A 2011 West Point graduate, Griest along with Lt Shaye Haver became the first women to graduate from the Ranger School in 2015. As part of its new gender integration process, the army has adopted a "leader first" approach, which will see the positions for officers filled before newly-enlisted soldiers are assigned to their units.
"We're not going to turn our back on 50% of the population. We are opening up every occupation to women. I think that's pretty historic," said Acting Army Secretary Patrick Murphy.
"Like any other officer wishing to branch-transfer, Capt. Griest applied for an exception to Army policy to transfer from military police to infantry," said Bob Purtiman, a spokesman for the Maneuver Center of Excellence and Fort Benning, Georgia. "Her transfer was approved by the Department of the Army [on Monday] and she's now an infantry officer."
More women are soon expected to follow in Griest's footsteps.
In early April, the army approved requests from 22 female cadets to enter its infantry and armour branches, serving as second lieutenants. Nine of the cadets will head to the infantry branch, while 13 others will enter the armour branch, which, according to a report by Reuters, includes tanks.
The US Army did not accept women in combat positions till 2013, when the Pentagon overturned the pre-existing constraints revolving around gender. However, it was not until December 2015 that all combat positions were officially made available to women on Defence Secretary Ash Carter's order, the Army Times reported.
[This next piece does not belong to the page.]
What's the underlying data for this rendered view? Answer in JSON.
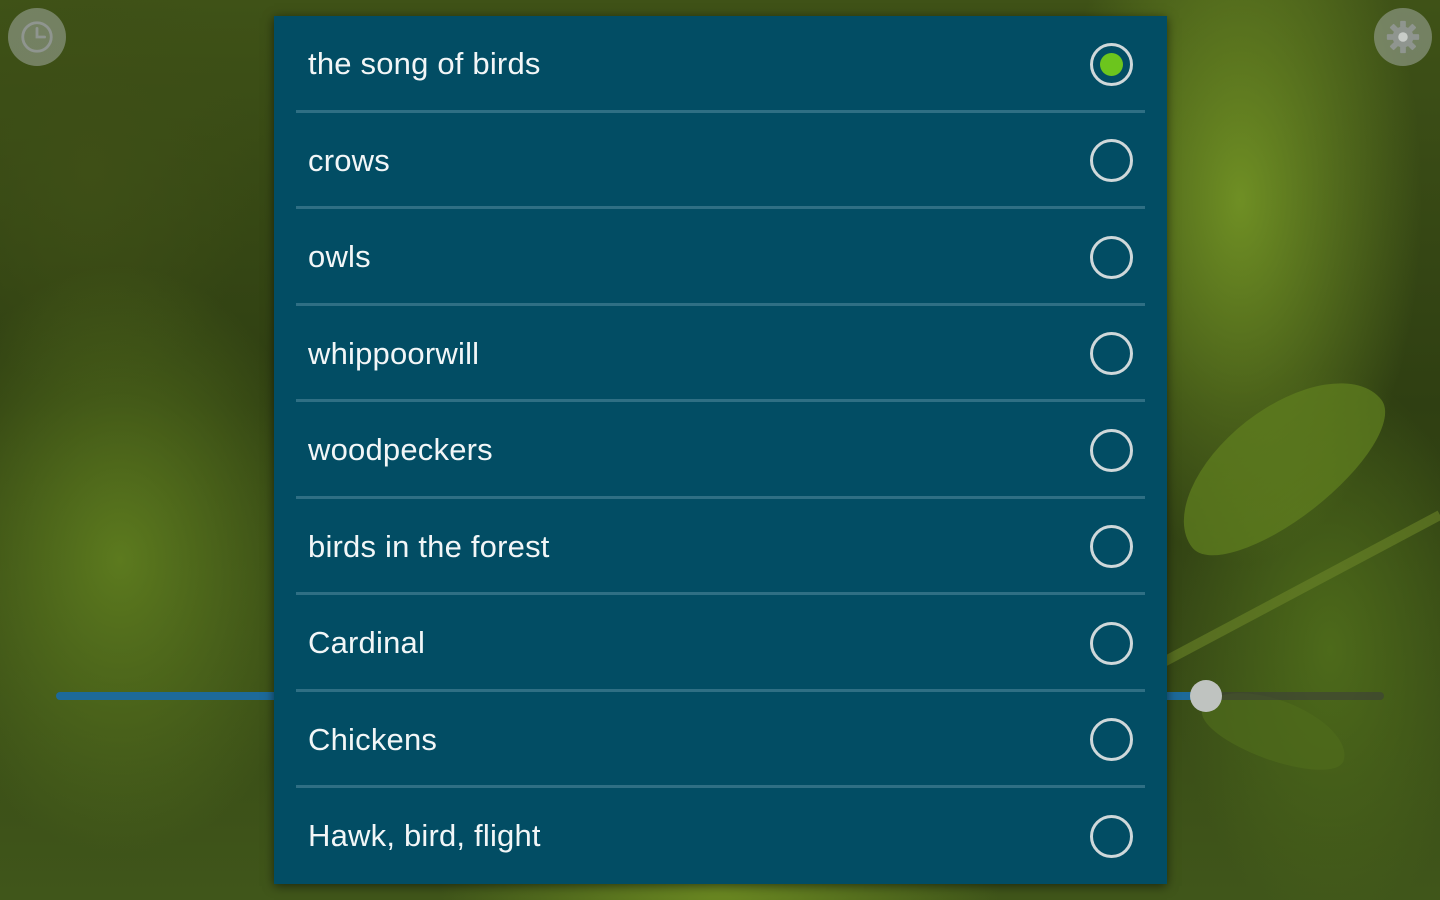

Carter's decision not only opened the door to women in armed forces to opt for combat roles, it also created over 200,000 jobs across the US military.